» **What to do**
Produce a copy of every line in the records that holds the string "amount".

» **Material for the task**
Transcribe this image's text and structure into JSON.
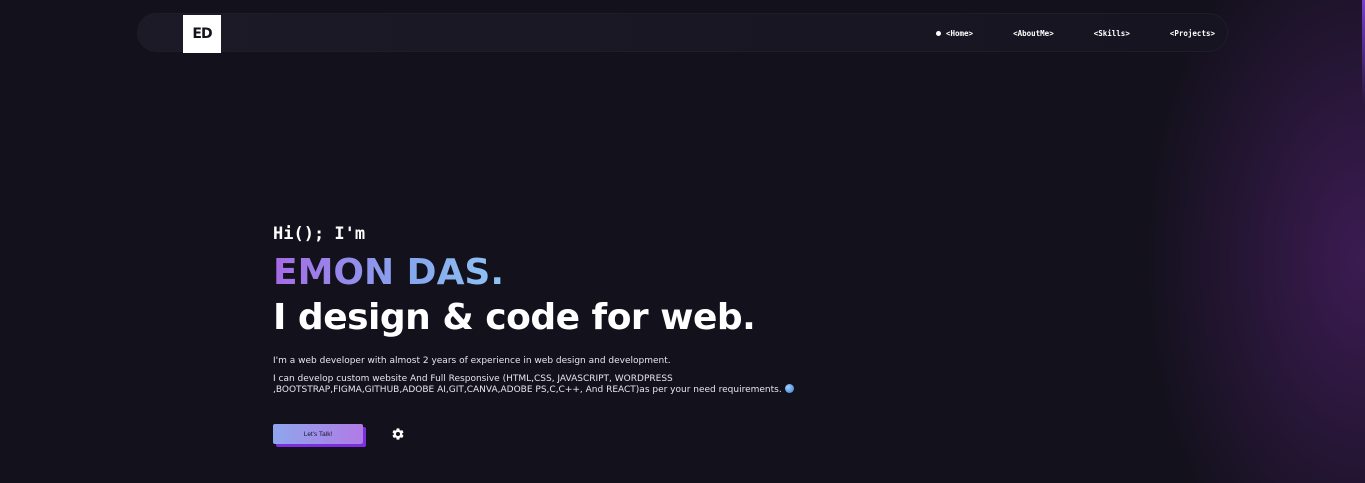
{
  "navbar": {
    "logo": "ED",
    "links": [
      {
        "label": "<Home>",
        "active": true
      },
      {
        "label": "<AboutMe>",
        "active": false
      },
      {
        "label": "<Skills>",
        "active": false
      },
      {
        "label": "<Projects>",
        "active": false
      }
    ]
  },
  "hero": {
    "greeting": "Hi(); I'm",
    "name": "EMON DAS.",
    "tagline": "I design & code for web.",
    "description_1": "I'm a web developer with almost 2 years of experience in web design and development.",
    "description_2": "I can develop custom website And Full Responsive (HTML,CSS, JAVASCRIPT, WORDPRESS ,BOOTSTRAP,FIGMA,GITHUB,ADOBE AI,GIT,CANVA,ADOBE PS,C,C++, And REACT)as per your need requirements.",
    "cta_label": "Let's Talk!"
  },
  "icons": {
    "globe": "globe-icon",
    "settings": "gear-icon"
  },
  "colors": {
    "background": "#13111c",
    "name_gradient_start": "#a66ae6",
    "name_gradient_end": "#8fc4f2",
    "cta_shadow": "#7d2fe0"
  }
}
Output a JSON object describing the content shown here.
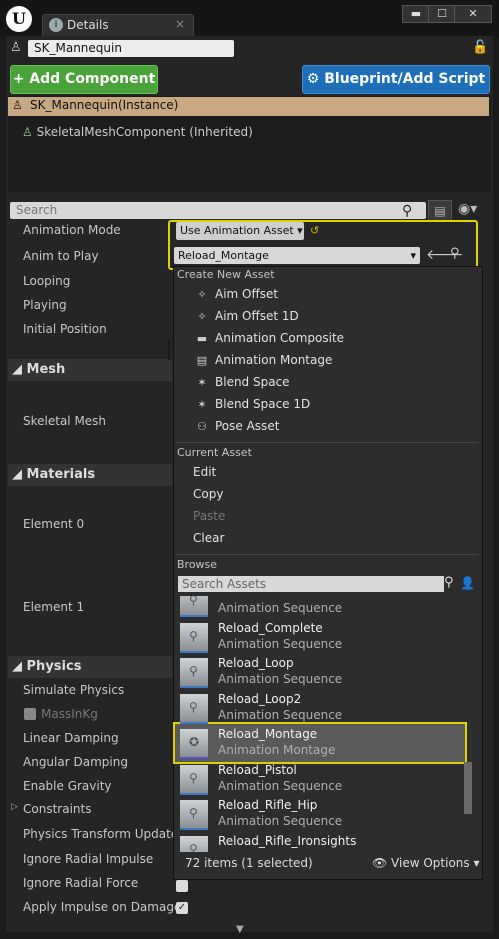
{
  "window": {
    "tab_title": "Details",
    "tab_close": "×",
    "minimize": "▬",
    "maximize": "☐",
    "close": "✕",
    "logo": "U"
  },
  "actor": {
    "name": "SK_Mannequin",
    "lock_icon": "🔓"
  },
  "toolbar": {
    "add_component": "+ Add Component ▾",
    "blueprint": "⚙ Blueprint/Add Script"
  },
  "tree": {
    "selected": "SK_Mannequin(Instance)",
    "child": "SkeletalMeshComponent (Inherited)"
  },
  "search": {
    "placeholder": "Search"
  },
  "properties": {
    "animation_mode": "Animation Mode",
    "anim_to_play": "Anim to Play",
    "looping": "Looping",
    "playing": "Playing",
    "initial_position": "Initial Position",
    "section_mesh": "Mesh",
    "skeletal_mesh": "Skeletal Mesh",
    "section_materials": "Materials",
    "element0": "Element 0",
    "element1": "Element 1",
    "section_physics": "Physics",
    "simulate_physics": "Simulate Physics",
    "mass_in_kg": "MassInKg",
    "linear_damping": "Linear Damping",
    "angular_damping": "Angular Damping",
    "enable_gravity": "Enable Gravity",
    "constraints": "Constraints",
    "physics_transform": "Physics Transform Update M",
    "ignore_radial_impulse": "Ignore Radial Impulse",
    "ignore_radial_force": "Ignore Radial Force",
    "apply_impulse": "Apply Impulse on Damage"
  },
  "anim_widget": {
    "mode_value": "Use Animation Asset ▾",
    "asset_value": "Reload_Montage"
  },
  "dropdown": {
    "create_new_header": "Create New Asset",
    "create_items": [
      "Aim Offset",
      "Aim Offset 1D",
      "Animation Composite",
      "Animation Montage",
      "Blend Space",
      "Blend Space 1D",
      "Pose Asset"
    ],
    "current_header": "Current Asset",
    "current_items": [
      "Edit",
      "Copy",
      "Paste",
      "Clear"
    ],
    "browse_header": "Browse",
    "search_placeholder": "Search Assets",
    "assets": [
      {
        "name": "",
        "type": "Animation Sequence"
      },
      {
        "name": "Reload_Complete",
        "type": "Animation Sequence"
      },
      {
        "name": "Reload_Loop",
        "type": "Animation Sequence"
      },
      {
        "name": "Reload_Loop2",
        "type": "Animation Sequence"
      },
      {
        "name": "Reload_Montage",
        "type": "Animation Montage"
      },
      {
        "name": "Reload_Pistol",
        "type": "Animation Sequence"
      },
      {
        "name": "Reload_Rifle_Hip",
        "type": "Animation Sequence"
      },
      {
        "name": "Reload_Rifle_Ironsights",
        "type": ""
      }
    ],
    "count": "72 items (1 selected)",
    "view_options": "👁 View Options ▾"
  },
  "colors": {
    "accent": "#e0d000",
    "add_green": "#4aa23a",
    "blueprint_blue": "#1e6fb8"
  }
}
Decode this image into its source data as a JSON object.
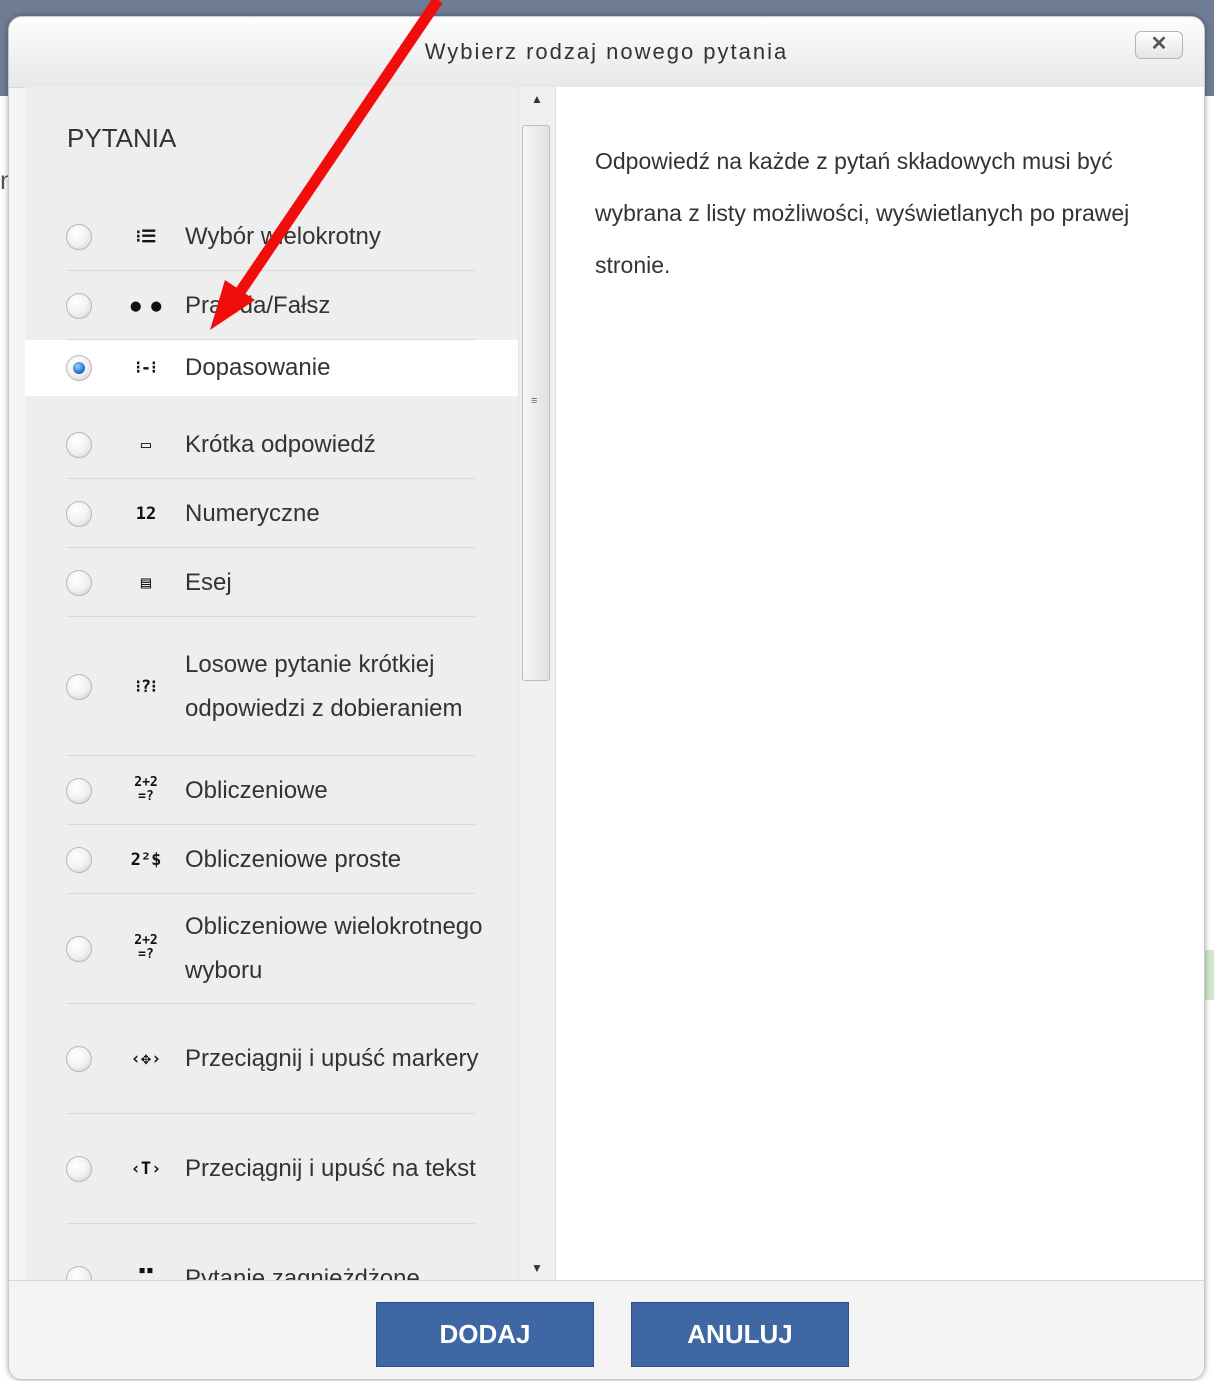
{
  "dialog": {
    "title": "Wybierz rodzaj nowego pytania",
    "close_label": "✕"
  },
  "options": {
    "section_header": "PYTANIA",
    "items": [
      {
        "label": "Wybór wielokrotny",
        "icon": "multichoice-icon",
        "glyph": "⁝☰",
        "selected": false
      },
      {
        "label": "Prawda/Fałsz",
        "icon": "truefalse-icon",
        "glyph": "● ●",
        "selected": false
      },
      {
        "label": "Dopasowanie",
        "icon": "match-icon",
        "glyph": "⁝-⁝",
        "selected": true
      },
      {
        "label": "Krótka odpowiedź",
        "icon": "shortanswer-icon",
        "glyph": "▭",
        "selected": false
      },
      {
        "label": "Numeryczne",
        "icon": "numerical-icon",
        "glyph": "12",
        "selected": false
      },
      {
        "label": "Esej",
        "icon": "essay-icon",
        "glyph": "▤",
        "selected": false
      },
      {
        "label": "Losowe pytanie krótkiej odpowiedzi z dobieraniem",
        "icon": "randomsamatch-icon",
        "glyph": "⁝?⁝",
        "selected": false
      },
      {
        "label": "Obliczeniowe",
        "icon": "calculated-icon",
        "glyph": "2+2\n=?",
        "selected": false
      },
      {
        "label": "Obliczeniowe proste",
        "icon": "calculatedsimple-icon",
        "glyph": "2²$",
        "selected": false
      },
      {
        "label": "Obliczeniowe wielokrotnego wyboru",
        "icon": "calculatedmulti-icon",
        "glyph": "2+2\n=?",
        "selected": false
      },
      {
        "label": "Przeciągnij i upuść markery",
        "icon": "ddmarker-icon",
        "glyph": "‹✥›",
        "selected": false
      },
      {
        "label": "Przeciągnij i upuść na tekst",
        "icon": "ddwtos-icon",
        "glyph": "‹T›",
        "selected": false
      },
      {
        "label": "Pytanie zagnieżdżone",
        "icon": "multianswer-icon",
        "glyph": "▪▪\n▬▬",
        "selected": false
      }
    ]
  },
  "description": "Odpowiedź na każde z pytań składowych musi być wybrana z listy możliwości, wyświetlanych po prawej stronie.",
  "buttons": {
    "add": "DODAJ",
    "cancel": "ANULUJ"
  },
  "scrollbar": {
    "up_arrow": "▲",
    "down_arrow": "▼",
    "grip": "≡"
  },
  "colors": {
    "button_bg": "#3e67a3",
    "annotation_arrow": "#f20d0d",
    "selected_row": "#ffffff"
  },
  "backdrop": {
    "partial_text": "ni"
  }
}
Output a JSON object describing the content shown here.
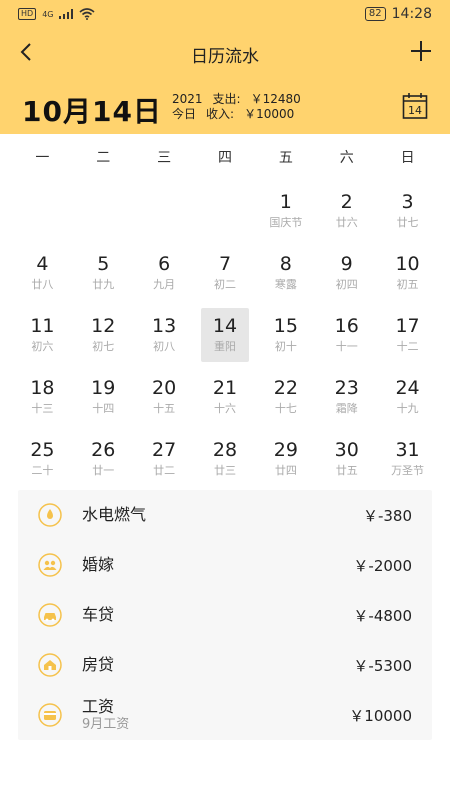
{
  "status_bar": {
    "hd": "HD",
    "network": "4G",
    "battery": "82",
    "time": "14:28"
  },
  "header": {
    "title": "日历流水"
  },
  "summary": {
    "date": "10月14日",
    "year": "2021",
    "today": "今日",
    "expense_label": "支出:",
    "expense_value": "￥12480",
    "income_label": "收入:",
    "income_value": "￥10000",
    "calendar_icon_day": "14"
  },
  "weekdays": [
    "一",
    "二",
    "三",
    "四",
    "五",
    "六",
    "日"
  ],
  "calendar": {
    "leading_empty": 4,
    "selected_day": 14,
    "days": [
      {
        "d": "1",
        "l": "国庆节"
      },
      {
        "d": "2",
        "l": "廿六"
      },
      {
        "d": "3",
        "l": "廿七"
      },
      {
        "d": "4",
        "l": "廿八"
      },
      {
        "d": "5",
        "l": "廿九"
      },
      {
        "d": "6",
        "l": "九月"
      },
      {
        "d": "7",
        "l": "初二"
      },
      {
        "d": "8",
        "l": "寒露"
      },
      {
        "d": "9",
        "l": "初四"
      },
      {
        "d": "10",
        "l": "初五"
      },
      {
        "d": "11",
        "l": "初六"
      },
      {
        "d": "12",
        "l": "初七"
      },
      {
        "d": "13",
        "l": "初八"
      },
      {
        "d": "14",
        "l": "重阳"
      },
      {
        "d": "15",
        "l": "初十"
      },
      {
        "d": "16",
        "l": "十一"
      },
      {
        "d": "17",
        "l": "十二"
      },
      {
        "d": "18",
        "l": "十三"
      },
      {
        "d": "19",
        "l": "十四"
      },
      {
        "d": "20",
        "l": "十五"
      },
      {
        "d": "21",
        "l": "十六"
      },
      {
        "d": "22",
        "l": "十七"
      },
      {
        "d": "23",
        "l": "霜降"
      },
      {
        "d": "24",
        "l": "十九"
      },
      {
        "d": "25",
        "l": "二十"
      },
      {
        "d": "26",
        "l": "廿一"
      },
      {
        "d": "27",
        "l": "廿二"
      },
      {
        "d": "28",
        "l": "廿三"
      },
      {
        "d": "29",
        "l": "廿四"
      },
      {
        "d": "30",
        "l": "廿五"
      },
      {
        "d": "31",
        "l": "万圣节"
      }
    ]
  },
  "transactions": [
    {
      "icon": "utilities-icon",
      "name": "水电燃气",
      "sub": "",
      "amount": "￥-380"
    },
    {
      "icon": "wedding-icon",
      "name": "婚嫁",
      "sub": "",
      "amount": "￥-2000"
    },
    {
      "icon": "car-loan-icon",
      "name": "车贷",
      "sub": "",
      "amount": "￥-4800"
    },
    {
      "icon": "house-loan-icon",
      "name": "房贷",
      "sub": "",
      "amount": "￥-5300"
    },
    {
      "icon": "salary-icon",
      "name": "工资",
      "sub": "9月工资",
      "amount": "￥10000"
    }
  ],
  "colors": {
    "accent": "#FFD36E",
    "icon": "#F5C24C",
    "selected_bg": "#E6E6E6",
    "list_bg": "#F7F7F7"
  }
}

» **Answer space**
      "amount": "￥-380"
      "amount": "￥-2000"
      "amount": "￥-4800"
      "amount": "￥-5300"
      "amount": "￥10000"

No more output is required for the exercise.